His PR strategy and how he communicates with voters during the crisis is “almost an impossible situation” according to Melissa Agnes, a crisis management strategist who was a guest on the Sunday evening 6 p.m. newscast.

“When you’re managing a controversial issue, there’s a formula,” she said. “First is understanding the dynamics and getting a clear understanding of the impact and risks and the values of the organization.”

She feels that the Liberals have to stick to one of the hallmarks of their current identity, which is preserving jobs for middle-class Canadians. 

“For Trudeau and the Liberal party, one of those values has been maintaining resilience and sustaining employment for the middle class,” she said. “He can’t waver on that.”

Trudeau may not be able to apologize because he’d essentially be apologizing for “not going against that value.”

Like many politicians, Trudeau can either stick to talking points or he can give more impassioned speeches.

That he has stuck to his talking points during this scandal is troublesome, Agnes said. 

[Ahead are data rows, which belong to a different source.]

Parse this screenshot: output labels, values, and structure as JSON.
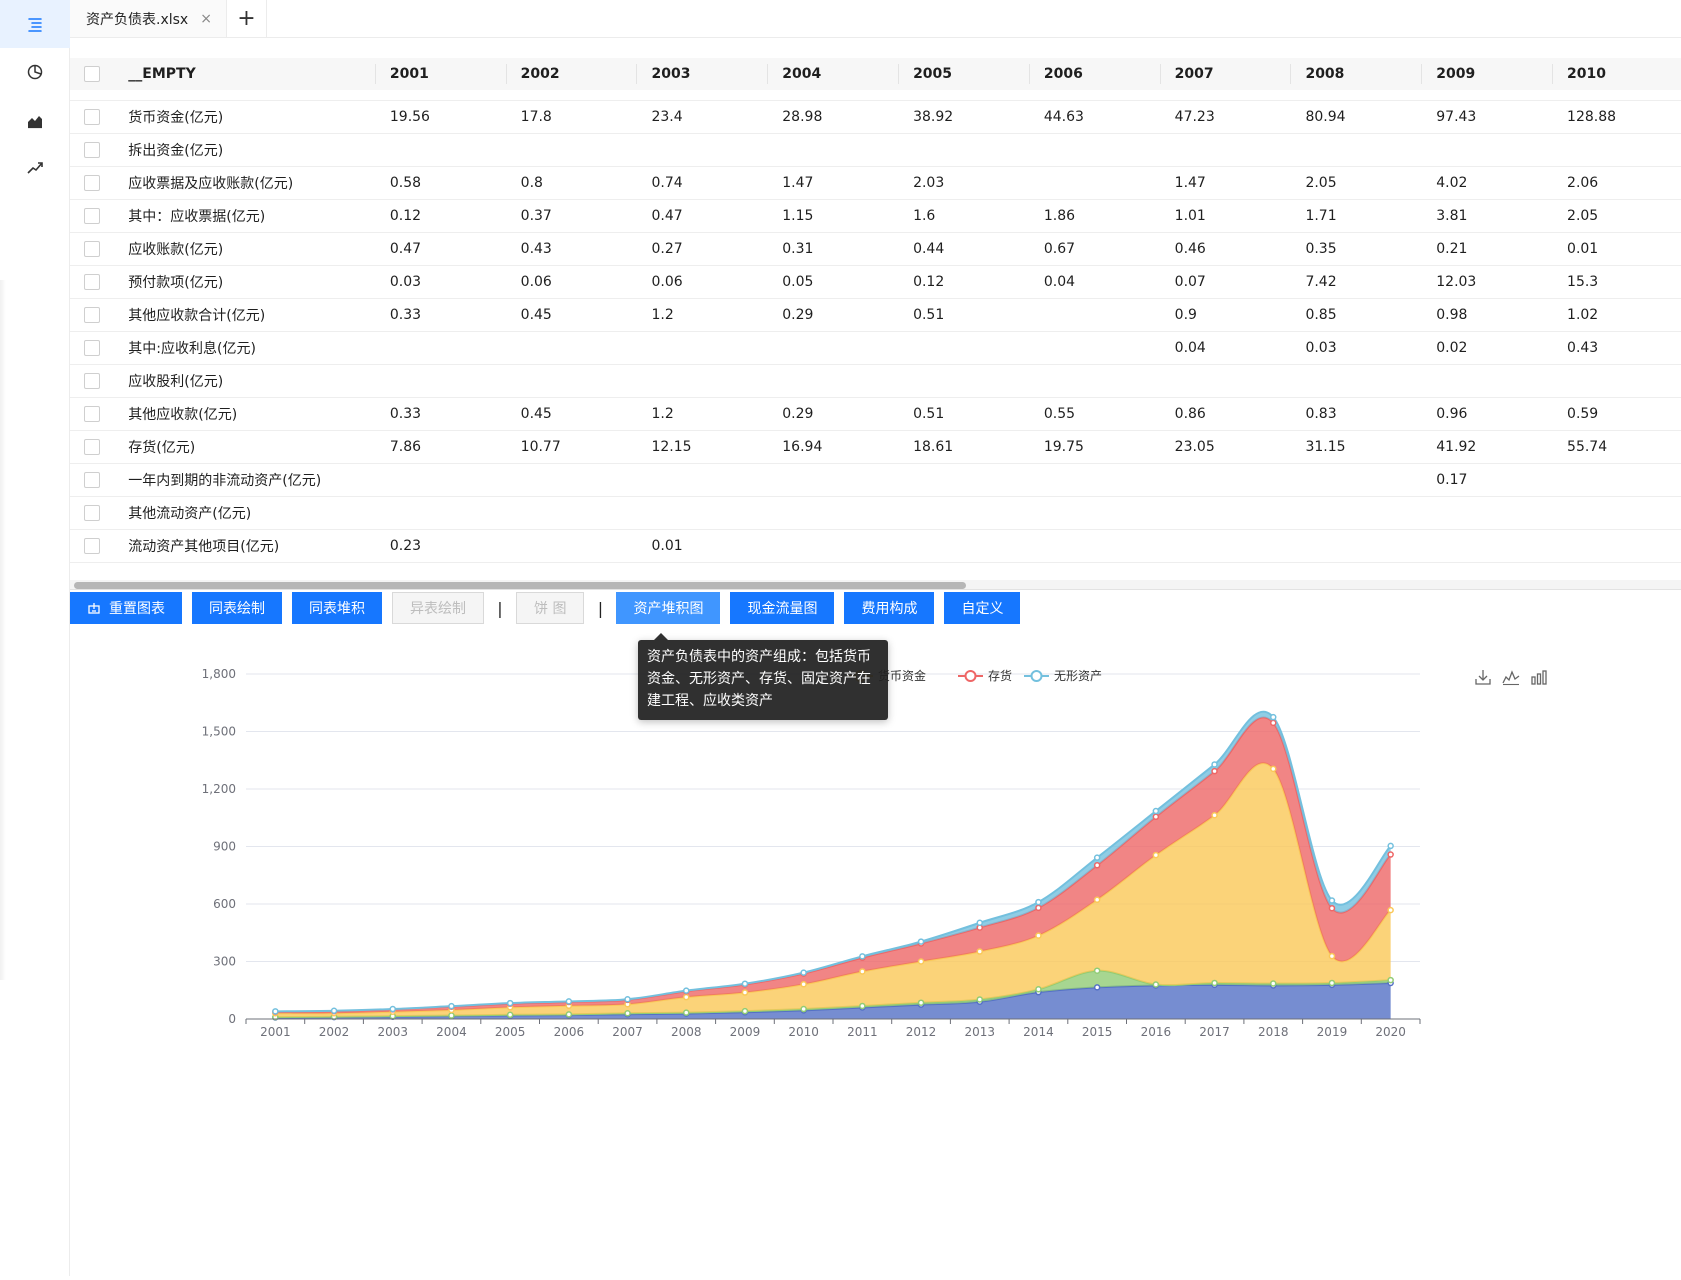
{
  "sidebar": {
    "items": [
      {
        "icon": "list-icon",
        "active": true
      },
      {
        "icon": "pie-chart-icon"
      },
      {
        "icon": "area-chart-icon"
      },
      {
        "icon": "line-chart-icon"
      }
    ]
  },
  "tabs": {
    "file_name": "资产负债表.xlsx",
    "close_glyph": "×",
    "add_glyph": "+"
  },
  "table": {
    "columns": [
      "__EMPTY",
      "2001",
      "2002",
      "2003",
      "2004",
      "2005",
      "2006",
      "2007",
      "2008",
      "2009",
      "2010"
    ],
    "rows": [
      {
        "label": "货币资金(亿元)",
        "values": [
          "19.56",
          "17.8",
          "23.4",
          "28.98",
          "38.92",
          "44.63",
          "47.23",
          "80.94",
          "97.43",
          "128.88"
        ]
      },
      {
        "label": "拆出资金(亿元)",
        "values": [
          "",
          "",
          "",
          "",
          "",
          "",
          "",
          "",
          "",
          ""
        ]
      },
      {
        "label": "应收票据及应收账款(亿元)",
        "values": [
          "0.58",
          "0.8",
          "0.74",
          "1.47",
          "2.03",
          "",
          "1.47",
          "2.05",
          "4.02",
          "2.06"
        ]
      },
      {
        "label": "其中：应收票据(亿元)",
        "values": [
          "0.12",
          "0.37",
          "0.47",
          "1.15",
          "1.6",
          "1.86",
          "1.01",
          "1.71",
          "3.81",
          "2.05"
        ]
      },
      {
        "label": "应收账款(亿元)",
        "values": [
          "0.47",
          "0.43",
          "0.27",
          "0.31",
          "0.44",
          "0.67",
          "0.46",
          "0.35",
          "0.21",
          "0.01"
        ]
      },
      {
        "label": "预付款项(亿元)",
        "values": [
          "0.03",
          "0.06",
          "0.06",
          "0.05",
          "0.12",
          "0.04",
          "0.07",
          "7.42",
          "12.03",
          "15.3"
        ]
      },
      {
        "label": "其他应收款合计(亿元)",
        "values": [
          "0.33",
          "0.45",
          "1.2",
          "0.29",
          "0.51",
          "",
          "0.9",
          "0.85",
          "0.98",
          "1.02"
        ]
      },
      {
        "label": "其中:应收利息(亿元)",
        "values": [
          "",
          "",
          "",
          "",
          "",
          "",
          "0.04",
          "0.03",
          "0.02",
          "0.43"
        ]
      },
      {
        "label": "应收股利(亿元)",
        "values": [
          "",
          "",
          "",
          "",
          "",
          "",
          "",
          "",
          "",
          ""
        ]
      },
      {
        "label": "其他应收款(亿元)",
        "values": [
          "0.33",
          "0.45",
          "1.2",
          "0.29",
          "0.51",
          "0.55",
          "0.86",
          "0.83",
          "0.96",
          "0.59"
        ]
      },
      {
        "label": "存货(亿元)",
        "values": [
          "7.86",
          "10.77",
          "12.15",
          "16.94",
          "18.61",
          "19.75",
          "23.05",
          "31.15",
          "41.92",
          "55.74"
        ]
      },
      {
        "label": "一年内到期的非流动资产(亿元)",
        "values": [
          "",
          "",
          "",
          "",
          "",
          "",
          "",
          "",
          "0.17",
          ""
        ]
      },
      {
        "label": "其他流动资产(亿元)",
        "values": [
          "",
          "",
          "",
          "",
          "",
          "",
          "",
          "",
          "",
          ""
        ]
      },
      {
        "label": "流动资产其他项目(亿元)",
        "values": [
          "0.23",
          "",
          "0.01",
          "",
          "",
          "",
          "",
          "",
          "",
          ""
        ]
      }
    ]
  },
  "toolbar": {
    "buttons": [
      {
        "label": "重置图表",
        "state": "primary",
        "icon": "reset-icon"
      },
      {
        "label": "同表绘制",
        "state": "primary"
      },
      {
        "label": "同表堆积",
        "state": "primary"
      },
      {
        "label": "异表绘制",
        "state": "disabled"
      },
      {
        "label": "饼 图",
        "state": "disabled"
      },
      {
        "label": "资产堆积图",
        "state": "highlight"
      },
      {
        "label": "现金流量图",
        "state": "primary"
      },
      {
        "label": "费用构成",
        "state": "primary"
      },
      {
        "label": "自定义",
        "state": "primary"
      }
    ],
    "separator": "|"
  },
  "tooltip": {
    "text": "资产负债表中的资产组成：包括货币资金、无形资产、存货、固定资产在建工程、应收类资产"
  },
  "colors": {
    "primary": "#1677ff",
    "series_blue": "#5470c6",
    "series_green": "#91cc75",
    "series_yellow": "#fac858",
    "series_red": "#ee6666",
    "series_cyan": "#73c0de"
  },
  "chart_data": {
    "type": "area",
    "stacked": true,
    "smooth": true,
    "x": [
      "2001",
      "2002",
      "2003",
      "2004",
      "2005",
      "2006",
      "2007",
      "2008",
      "2009",
      "2010",
      "2011",
      "2012",
      "2013",
      "2014",
      "2015",
      "2016",
      "2017",
      "2018",
      "2019",
      "2020"
    ],
    "ylim": [
      0,
      1800
    ],
    "yticks": [
      "0",
      "300",
      "600",
      "900",
      "1,200",
      "1,500",
      "1,800"
    ],
    "grid": true,
    "legend_position": "top",
    "series": [
      {
        "name": "",
        "color": "#5470c6",
        "values": [
          8,
          10,
          12,
          15,
          18,
          20,
          25,
          28,
          35,
          45,
          60,
          75,
          90,
          140,
          165,
          175,
          178,
          175,
          178,
          188
        ]
      },
      {
        "name": "",
        "color": "#91cc75",
        "values": [
          2,
          2,
          3,
          3,
          4,
          4,
          5,
          5,
          6,
          7,
          8,
          10,
          12,
          15,
          87,
          5,
          10,
          10,
          10,
          15
        ]
      },
      {
        "name": "货币资金",
        "color": "#fac858",
        "values": [
          20,
          18,
          23,
          29,
          39,
          45,
          47,
          81,
          97,
          129,
          180,
          215,
          250,
          280,
          370,
          675,
          875,
          1120,
          140,
          365
        ]
      },
      {
        "name": "存货",
        "color": "#ee6666",
        "values": [
          8,
          11,
          12,
          17,
          19,
          20,
          23,
          31,
          42,
          56,
          72,
          94,
          125,
          145,
          180,
          200,
          230,
          240,
          250,
          290
        ]
      },
      {
        "name": "无形资产",
        "color": "#73c0de",
        "values": [
          2,
          2,
          2,
          3,
          3,
          3,
          3,
          3,
          4,
          5,
          7,
          10,
          25,
          30,
          40,
          30,
          35,
          30,
          40,
          45
        ]
      }
    ]
  }
}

“What that does is it implants doubt rather than trust,” she said. “That was the biggest mistake right out of the gate.”